As for being right on Baker’s front row during his day-to-day barbering performances, with nothing but a big window between him and passers-by, Melle says the location is great for business.
“It’s fantastic exposure — I’m very happy to be there.”
“Plus,” Fowler adds,”he’s bringing people in, who might not otherwise come by.”
Now that’s what you call read ‘em and sweep.
There’s a new chapter unfolding for the family owned property at 471 Baker St.
The building was built in 1921. For a while it was the only grocery in town, an Overwaitea (the chain started in 1915). The address has been in the McLaughlin family since 1983, when it became the home for McLaughlin Printing.
Pat and Sue McLaughlin have sold the ground floor to local lawyers Mike Tucker and Trent Zoobkoff, of SMT Lawyers, formerly Spilker McNally Tucker. The firm will be moving in to one side of the building in the new year. Hall Printing will be on the move too. Owned by Ingrid and Ron Hope, and helmed by their son Mackenzie, the Hall team will be headed over to 2-320 Vernon St. in January. Chris Campbell’s Potorium cannabis shop will be staying in the vicinity.
The purchase is a big deal for the local lawyers — Trent is a South Slocan kid from way back. Mike, who hails from Middlesborough, U.K., has planted firm family roots here too.
The McLaughlins will hang on to their top floor Baker Street Central two-unit condo, which is available on Airbnb and VRBO.
Come get your after-the-grind groove on at the Chamber’s monthly Business after Business bash, this Thursday, from 5 p.m. to 7 p.m. at Val Seminuk’s Kootenai Moon Furniture on Hall Street. They’re celebrating their 25th year in town.
Speaking of anniversaries and super successful local women-owned businesses…

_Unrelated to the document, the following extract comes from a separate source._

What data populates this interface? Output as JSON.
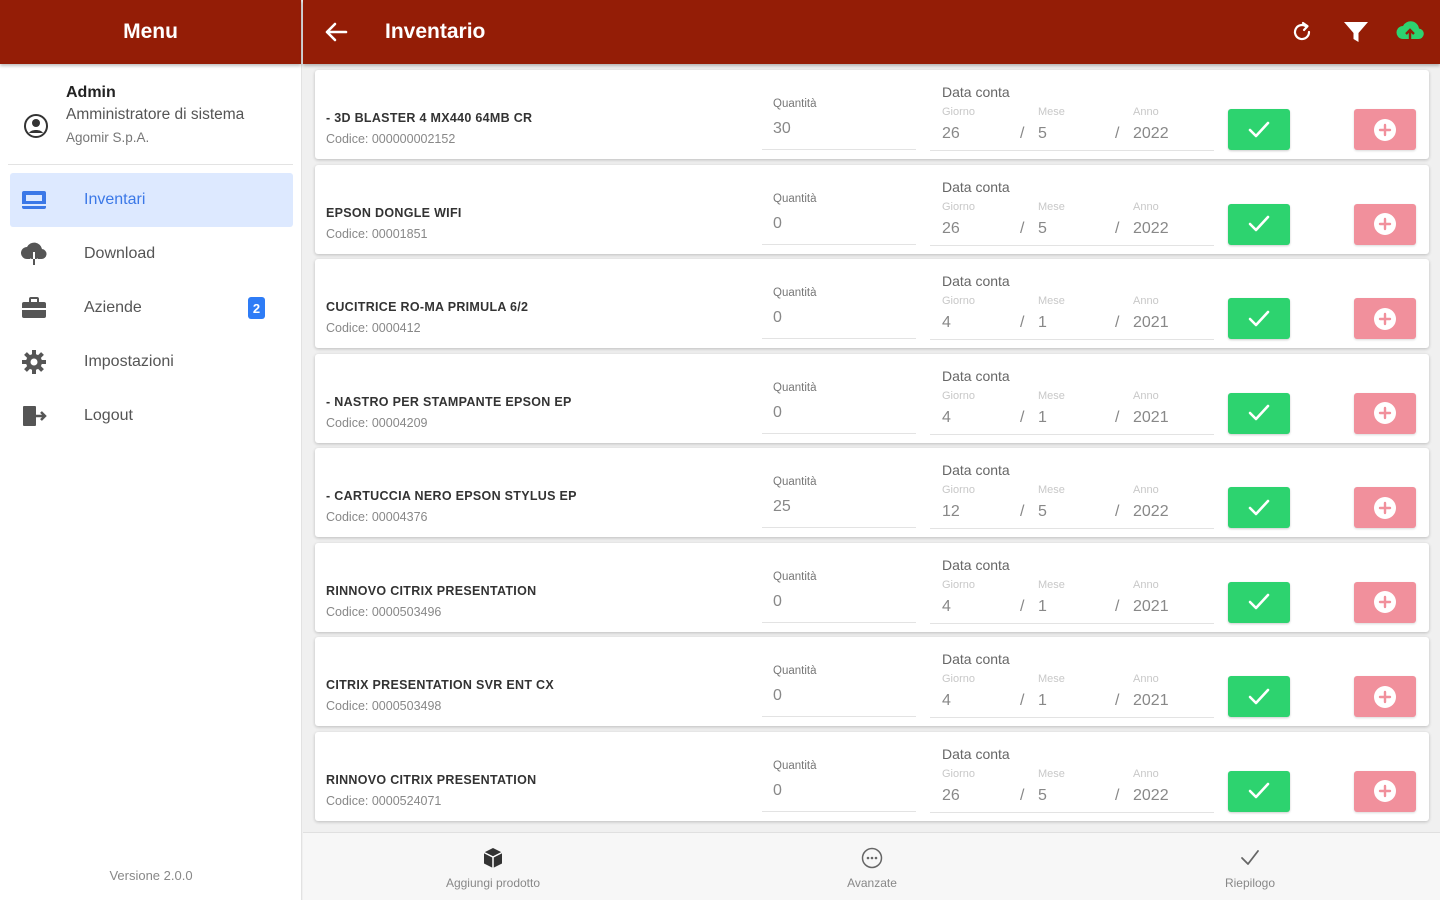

Cheryl Coté was all of 15 when she landed her first job in retail, working at Mallards Sports. After stints as a dental hygienist, aerobics instructor, then Body Shoppe boss, Coté re-sharpened her entrepreneurial edge and launched Esprit De La Femme Lingerie 20 years ago this month, back in 2002.
It’s been at the corner of Ward and Baker ever since. With the help of co-owner Jody Deverney, who started at the shop in 2007 when she was still a student in Selkirk’s Digital Arts program, the pair have kept the drive alive through a heap of challenging times. The ladies moved on from “lacy and racy” by opening EDLF Swimwear and Loungewear last year.
“I love helping people,” says Coté of the time and care it takes to thoughtfully fit their wares for everything from post surgery, sports purposes and first-timers too. Many of the shop’s original customers have since had families of their own, and now, EDLF’s business caters to a multi-generational demographic.
“Someone sees themselves differently after they come to visit us,” she adds. “Intimate apparel is called intimate for a reason. There’s a lot of trust between the customers and staff in this business.”
Some new-owner and new-business yarns The Buzz will have for you next month… There’s new owners at Kootenay Columbia College of Integrated Health Sciences, formerly the Academy of Classical Oriental Sciences.
Do your holiday hordes need a place to stay? Send them to the completely reno-ed Stirling All Suites Hotel…the place is magnificent, so are the views out the back…
Congrats too to Sarah Campbell and Christopher Millin and their new Baker Street venue, Levity Micro Gallery — a mini-ode to micro pop surrealism. Levity opens its Magical Micro Minis exhibit Friday, Nov. 25 from 7 to 10. Speaking of micro, drop on by Horse and Snake Vintage Clothing on Vernon. Very cool, very curated.
Christmas is coming. Make sure and shop local y’all. Have a good one.